This same utopic space, and its implications for what might be called ‘Earthbound’ existence, is also explored by Carl Schmitt, with delicate irony, in the foreword to a book he wrote in the context of the post-war political situation in Europe, published in 1950, entitled The Nomos of the Earth.

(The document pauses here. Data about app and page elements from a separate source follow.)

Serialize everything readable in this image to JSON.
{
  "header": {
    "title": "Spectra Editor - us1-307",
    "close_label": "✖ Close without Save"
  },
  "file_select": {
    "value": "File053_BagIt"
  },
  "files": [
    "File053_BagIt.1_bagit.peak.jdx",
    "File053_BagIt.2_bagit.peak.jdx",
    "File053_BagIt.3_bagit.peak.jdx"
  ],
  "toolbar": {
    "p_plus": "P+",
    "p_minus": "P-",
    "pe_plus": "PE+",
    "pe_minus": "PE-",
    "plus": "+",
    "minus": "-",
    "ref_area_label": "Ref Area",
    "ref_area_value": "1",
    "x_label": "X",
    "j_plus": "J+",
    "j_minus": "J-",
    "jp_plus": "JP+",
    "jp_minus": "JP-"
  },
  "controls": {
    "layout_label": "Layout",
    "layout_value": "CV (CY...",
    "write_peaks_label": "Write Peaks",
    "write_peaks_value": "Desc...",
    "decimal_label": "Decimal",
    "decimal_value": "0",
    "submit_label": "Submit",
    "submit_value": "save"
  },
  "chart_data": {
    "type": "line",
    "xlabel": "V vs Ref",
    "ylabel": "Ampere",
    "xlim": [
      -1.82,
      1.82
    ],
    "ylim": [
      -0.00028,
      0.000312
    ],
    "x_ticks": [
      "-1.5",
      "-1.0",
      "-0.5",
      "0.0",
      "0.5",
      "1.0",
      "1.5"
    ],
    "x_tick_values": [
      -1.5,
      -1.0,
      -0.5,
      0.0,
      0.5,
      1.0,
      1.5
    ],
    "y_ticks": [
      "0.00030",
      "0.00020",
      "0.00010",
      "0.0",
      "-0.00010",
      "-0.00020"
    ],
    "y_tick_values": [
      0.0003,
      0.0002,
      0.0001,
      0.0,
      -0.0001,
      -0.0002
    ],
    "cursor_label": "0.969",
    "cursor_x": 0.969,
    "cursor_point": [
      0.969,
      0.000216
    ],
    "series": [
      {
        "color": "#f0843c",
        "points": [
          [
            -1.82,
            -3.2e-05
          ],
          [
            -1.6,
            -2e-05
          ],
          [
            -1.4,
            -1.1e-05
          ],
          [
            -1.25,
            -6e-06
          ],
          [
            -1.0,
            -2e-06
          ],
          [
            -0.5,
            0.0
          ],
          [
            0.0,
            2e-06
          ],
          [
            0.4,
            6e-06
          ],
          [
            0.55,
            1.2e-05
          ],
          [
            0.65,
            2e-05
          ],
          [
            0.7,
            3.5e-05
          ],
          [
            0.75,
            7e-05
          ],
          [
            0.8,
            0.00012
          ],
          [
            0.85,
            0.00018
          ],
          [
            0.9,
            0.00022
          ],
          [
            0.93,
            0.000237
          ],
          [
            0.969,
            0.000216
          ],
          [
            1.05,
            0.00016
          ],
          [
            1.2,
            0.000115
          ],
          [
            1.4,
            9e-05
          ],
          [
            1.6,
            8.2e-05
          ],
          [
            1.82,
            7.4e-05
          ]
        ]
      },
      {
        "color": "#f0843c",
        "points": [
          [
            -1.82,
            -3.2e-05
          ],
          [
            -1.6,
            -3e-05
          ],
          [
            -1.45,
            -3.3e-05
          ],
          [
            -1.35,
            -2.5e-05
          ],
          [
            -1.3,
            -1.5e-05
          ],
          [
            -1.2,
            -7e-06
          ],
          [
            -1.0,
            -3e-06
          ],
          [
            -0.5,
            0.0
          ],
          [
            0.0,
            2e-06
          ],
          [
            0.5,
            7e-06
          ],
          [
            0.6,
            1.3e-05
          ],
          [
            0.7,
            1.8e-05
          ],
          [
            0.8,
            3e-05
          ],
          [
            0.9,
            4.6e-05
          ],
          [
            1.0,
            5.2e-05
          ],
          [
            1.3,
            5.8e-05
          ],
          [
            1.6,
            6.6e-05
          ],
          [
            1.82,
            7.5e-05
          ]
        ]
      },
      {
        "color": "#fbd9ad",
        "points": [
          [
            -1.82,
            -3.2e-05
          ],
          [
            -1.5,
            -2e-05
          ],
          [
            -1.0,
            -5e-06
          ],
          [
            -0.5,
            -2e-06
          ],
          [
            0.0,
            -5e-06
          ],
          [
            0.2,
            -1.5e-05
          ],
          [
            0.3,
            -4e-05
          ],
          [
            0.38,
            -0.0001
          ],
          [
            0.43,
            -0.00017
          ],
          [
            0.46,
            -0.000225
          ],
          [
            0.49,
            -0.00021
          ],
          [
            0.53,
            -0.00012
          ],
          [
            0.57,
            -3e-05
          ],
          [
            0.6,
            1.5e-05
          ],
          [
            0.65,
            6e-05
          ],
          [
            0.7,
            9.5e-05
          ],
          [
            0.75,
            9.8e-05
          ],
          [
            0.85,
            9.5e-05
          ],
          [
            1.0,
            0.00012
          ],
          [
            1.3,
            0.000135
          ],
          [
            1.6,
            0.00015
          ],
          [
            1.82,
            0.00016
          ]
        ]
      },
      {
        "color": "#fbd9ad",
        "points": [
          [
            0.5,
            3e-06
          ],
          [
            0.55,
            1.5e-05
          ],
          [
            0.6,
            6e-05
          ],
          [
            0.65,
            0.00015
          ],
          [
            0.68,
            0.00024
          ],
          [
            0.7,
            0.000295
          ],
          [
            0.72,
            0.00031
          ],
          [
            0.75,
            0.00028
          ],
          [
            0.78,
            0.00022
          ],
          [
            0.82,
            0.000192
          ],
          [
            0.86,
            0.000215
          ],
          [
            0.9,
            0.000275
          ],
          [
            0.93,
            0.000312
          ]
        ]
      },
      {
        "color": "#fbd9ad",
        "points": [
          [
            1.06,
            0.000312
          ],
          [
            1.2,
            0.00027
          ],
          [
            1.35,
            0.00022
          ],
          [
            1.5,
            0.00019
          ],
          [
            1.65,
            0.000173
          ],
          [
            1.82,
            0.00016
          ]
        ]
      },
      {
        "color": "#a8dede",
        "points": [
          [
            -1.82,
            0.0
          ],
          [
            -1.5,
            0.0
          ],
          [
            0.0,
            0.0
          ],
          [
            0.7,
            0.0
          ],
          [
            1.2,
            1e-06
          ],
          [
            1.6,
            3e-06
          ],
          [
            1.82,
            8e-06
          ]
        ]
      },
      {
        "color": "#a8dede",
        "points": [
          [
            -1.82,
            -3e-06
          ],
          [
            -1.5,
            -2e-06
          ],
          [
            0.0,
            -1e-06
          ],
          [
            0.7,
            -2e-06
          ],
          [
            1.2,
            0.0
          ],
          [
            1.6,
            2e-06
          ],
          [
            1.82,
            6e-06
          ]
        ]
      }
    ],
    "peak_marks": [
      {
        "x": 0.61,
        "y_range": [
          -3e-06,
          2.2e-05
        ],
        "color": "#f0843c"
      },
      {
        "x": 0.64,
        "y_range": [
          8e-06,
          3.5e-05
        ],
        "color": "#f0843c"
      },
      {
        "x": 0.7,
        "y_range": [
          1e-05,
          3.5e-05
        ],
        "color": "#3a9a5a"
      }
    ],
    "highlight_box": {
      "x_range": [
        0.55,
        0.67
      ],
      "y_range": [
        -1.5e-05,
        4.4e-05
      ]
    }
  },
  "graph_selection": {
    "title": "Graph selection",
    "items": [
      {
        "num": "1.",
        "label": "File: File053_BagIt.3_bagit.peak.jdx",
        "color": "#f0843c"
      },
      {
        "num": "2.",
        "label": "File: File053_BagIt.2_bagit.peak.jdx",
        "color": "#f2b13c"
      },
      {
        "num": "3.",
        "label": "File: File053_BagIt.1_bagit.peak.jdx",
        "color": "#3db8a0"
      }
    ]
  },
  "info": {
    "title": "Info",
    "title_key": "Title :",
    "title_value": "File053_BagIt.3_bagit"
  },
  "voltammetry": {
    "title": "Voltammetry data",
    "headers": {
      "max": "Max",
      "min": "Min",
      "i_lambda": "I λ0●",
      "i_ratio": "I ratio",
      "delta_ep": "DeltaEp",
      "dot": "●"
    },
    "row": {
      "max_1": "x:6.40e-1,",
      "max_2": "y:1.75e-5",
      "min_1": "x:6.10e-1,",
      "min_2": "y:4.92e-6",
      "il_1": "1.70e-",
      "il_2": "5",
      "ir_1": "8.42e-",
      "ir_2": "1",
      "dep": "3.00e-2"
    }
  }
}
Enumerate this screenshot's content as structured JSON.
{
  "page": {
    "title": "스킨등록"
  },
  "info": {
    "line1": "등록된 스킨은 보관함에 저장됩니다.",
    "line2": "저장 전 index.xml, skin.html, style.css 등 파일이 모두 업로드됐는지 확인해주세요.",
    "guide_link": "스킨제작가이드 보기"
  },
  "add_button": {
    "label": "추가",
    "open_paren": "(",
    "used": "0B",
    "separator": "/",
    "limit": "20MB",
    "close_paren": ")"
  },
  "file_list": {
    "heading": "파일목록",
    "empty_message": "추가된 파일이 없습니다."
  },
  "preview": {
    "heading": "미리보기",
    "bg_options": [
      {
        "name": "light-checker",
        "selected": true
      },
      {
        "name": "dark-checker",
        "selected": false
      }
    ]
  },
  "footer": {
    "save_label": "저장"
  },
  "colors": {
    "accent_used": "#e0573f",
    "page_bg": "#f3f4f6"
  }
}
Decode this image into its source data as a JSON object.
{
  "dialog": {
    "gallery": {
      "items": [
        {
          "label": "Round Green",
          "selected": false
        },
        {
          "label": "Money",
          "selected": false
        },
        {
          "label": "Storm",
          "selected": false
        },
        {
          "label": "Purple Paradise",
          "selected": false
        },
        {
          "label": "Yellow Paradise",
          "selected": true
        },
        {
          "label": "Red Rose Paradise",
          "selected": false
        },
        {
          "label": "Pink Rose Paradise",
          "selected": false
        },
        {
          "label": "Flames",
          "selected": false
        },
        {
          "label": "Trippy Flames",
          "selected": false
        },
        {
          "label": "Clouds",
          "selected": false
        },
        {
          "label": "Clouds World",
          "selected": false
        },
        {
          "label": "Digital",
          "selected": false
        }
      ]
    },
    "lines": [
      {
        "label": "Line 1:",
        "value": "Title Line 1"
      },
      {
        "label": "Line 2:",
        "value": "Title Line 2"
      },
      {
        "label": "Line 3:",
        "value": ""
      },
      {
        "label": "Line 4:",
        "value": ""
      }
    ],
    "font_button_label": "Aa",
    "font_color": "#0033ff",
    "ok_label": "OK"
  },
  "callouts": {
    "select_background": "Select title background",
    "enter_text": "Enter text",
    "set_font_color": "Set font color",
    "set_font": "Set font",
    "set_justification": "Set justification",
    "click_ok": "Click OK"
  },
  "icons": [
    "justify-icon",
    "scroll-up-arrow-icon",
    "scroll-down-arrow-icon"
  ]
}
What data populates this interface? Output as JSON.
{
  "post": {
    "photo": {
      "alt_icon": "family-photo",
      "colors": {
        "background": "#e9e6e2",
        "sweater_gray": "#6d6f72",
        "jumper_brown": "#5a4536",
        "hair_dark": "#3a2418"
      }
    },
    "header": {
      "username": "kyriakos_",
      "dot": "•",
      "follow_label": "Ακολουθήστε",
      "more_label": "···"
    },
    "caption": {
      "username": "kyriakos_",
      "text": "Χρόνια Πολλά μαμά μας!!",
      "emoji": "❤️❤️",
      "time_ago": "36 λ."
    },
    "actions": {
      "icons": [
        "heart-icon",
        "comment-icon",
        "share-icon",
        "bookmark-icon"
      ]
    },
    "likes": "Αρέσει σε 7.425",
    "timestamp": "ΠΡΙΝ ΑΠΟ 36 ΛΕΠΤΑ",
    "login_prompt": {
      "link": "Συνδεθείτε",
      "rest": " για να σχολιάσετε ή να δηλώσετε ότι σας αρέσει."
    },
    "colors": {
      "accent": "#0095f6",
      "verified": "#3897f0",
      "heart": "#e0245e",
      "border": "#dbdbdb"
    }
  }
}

In this very interesting text, Schmitt provides an idiosyncratic historical analysis of European political order. His argument is that, even though there have evidently been many regional conflicts and wars between European countries, a state of general stability has nevertheless been maintained within the European mainland over many centuries because of a particular spatial configuration that he calls a “nomos”. His argument is that this (relatively) stable order was made possible by the fact that extra-European territory was available in the New World and elsewhere for “discovery, occupation and expansion” by the primary European powers. This provided an ‘outside’ that guaranteed a flow of (relatively) stable political forces ‘inside’ Europe. At the time of writing, however, with evidence of the chaos of post-war disintegration all around him, Schmitt diagnoses this particular spatial ordering as rapidly coming to an end. Pondering the possible shape and form of a new nomos, he ruefully suggests that it would require some “fantastic parallel” to the previous one, such as could only be conceived “if men on their way to the moon discovered a new and hitherto unknown planet that could be exploited freely and utilized effectively to relieve their struggles on Earth”. In other words, Schmitt acknowledges that European political order (and, by implication, the nomos of the entire world) had been premised on a utopic ideology in which a new space, situated somewhere else, always had to be found. Since that new space was no longer available in the twentieth-century (short of rapid progress in technologies by which humans might be able to colonise other planets!), a perpetuation of that same nomos was no longer feasible. Instead, for Schmitt, a process of de-utopianization must take place: “human thinking again must be directed to the elemental orders of its terrestrial being here and now”, he writes in the Foreword, so as to re-conceive “the normative order of the earth”.
The analysis, and critique, of utopic space as being, literally, a space of ‘no-where’, is a unifying feature of all Schmitt’s post-war writing. For example, in a 1955 radio broadcast entitled ‘Dialogue on New Space’, Schmitt contrasts two modes of understanding of space that correspond exactly with what I have described above. The first is embodied in dramatic terms by the character of ‘MacFuture’, whose understands the maintenance of post-war global order in terms of American cultural and economic exceptionalism, and the possibility of forms of technological progress that would enable advanced nation-states to move beyond the restrictions imposed upon them by their own boundaries. This character is therefore an advocate for the utopia of globalization. The second understanding of space is voiced in dramatic terms by Schmitt’s own mouthpiece, a character called ‘Altmann’, who advocates instead for an associative mode of politics that takes place in the concrete space of this world, and not in a utopia that abridges or curtails this activity by situating actors in a ‘nowhere’ of transcendence: “the new spaces, out of which this new call comes, must therefore be found upon our Earth, and not outside in the cosmos”, as this character prophetically announces.